When the Fishmarket was constructed in 1896, an area to the east was reclaimed around the same time. Here a small working estate was erected, with garages, stables and kippering yards, the only ones on the east coast of Scotland between Dundee and Eyemouth at the time. This was a constant hive of industry and activity for many decades.
3_6096 Taken from a vantage point in the Klondyke, this image shows the salesmen’s offices seen on the left row of buildings. The men’s latrine was the first building in this row. Although off-(race) course gambling was strictly illegal, a bookie or his “runner” would usually be stationed outside.
3_6097 Looking west from the eastern limit of the Hally area towards the Fishmarket. The Fishmarket can be seen here on the extreme right of the picture with the top of the lighthouse just peeking above. On the far left, the old Victoria School is just visible.
3_6098 The Hally, looking north. Taken in the mid-1960s. By then, the kippering yards were gone and the buildings were used predominantly as storage units or garages.

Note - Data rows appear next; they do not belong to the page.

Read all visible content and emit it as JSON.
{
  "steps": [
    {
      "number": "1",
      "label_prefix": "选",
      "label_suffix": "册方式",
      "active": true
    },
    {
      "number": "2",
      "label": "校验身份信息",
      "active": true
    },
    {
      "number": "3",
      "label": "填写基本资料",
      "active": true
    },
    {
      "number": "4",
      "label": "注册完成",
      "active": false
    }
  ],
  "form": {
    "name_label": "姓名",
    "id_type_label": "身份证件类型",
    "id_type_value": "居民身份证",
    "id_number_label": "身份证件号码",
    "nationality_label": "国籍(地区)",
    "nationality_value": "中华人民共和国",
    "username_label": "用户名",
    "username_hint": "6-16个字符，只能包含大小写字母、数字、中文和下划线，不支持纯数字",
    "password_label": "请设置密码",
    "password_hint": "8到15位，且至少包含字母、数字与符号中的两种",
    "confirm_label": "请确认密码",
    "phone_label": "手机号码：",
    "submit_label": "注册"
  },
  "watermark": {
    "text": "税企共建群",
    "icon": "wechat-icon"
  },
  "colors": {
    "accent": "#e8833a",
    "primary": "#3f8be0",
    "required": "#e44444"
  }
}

3_6094 Tam Smith’s Yard in the Hally. Thomas Smith Jnr was a busy haulage company with its main yard in the Hally, probably at position 33 on the Map of Businesses. Photograph taken in the 50s.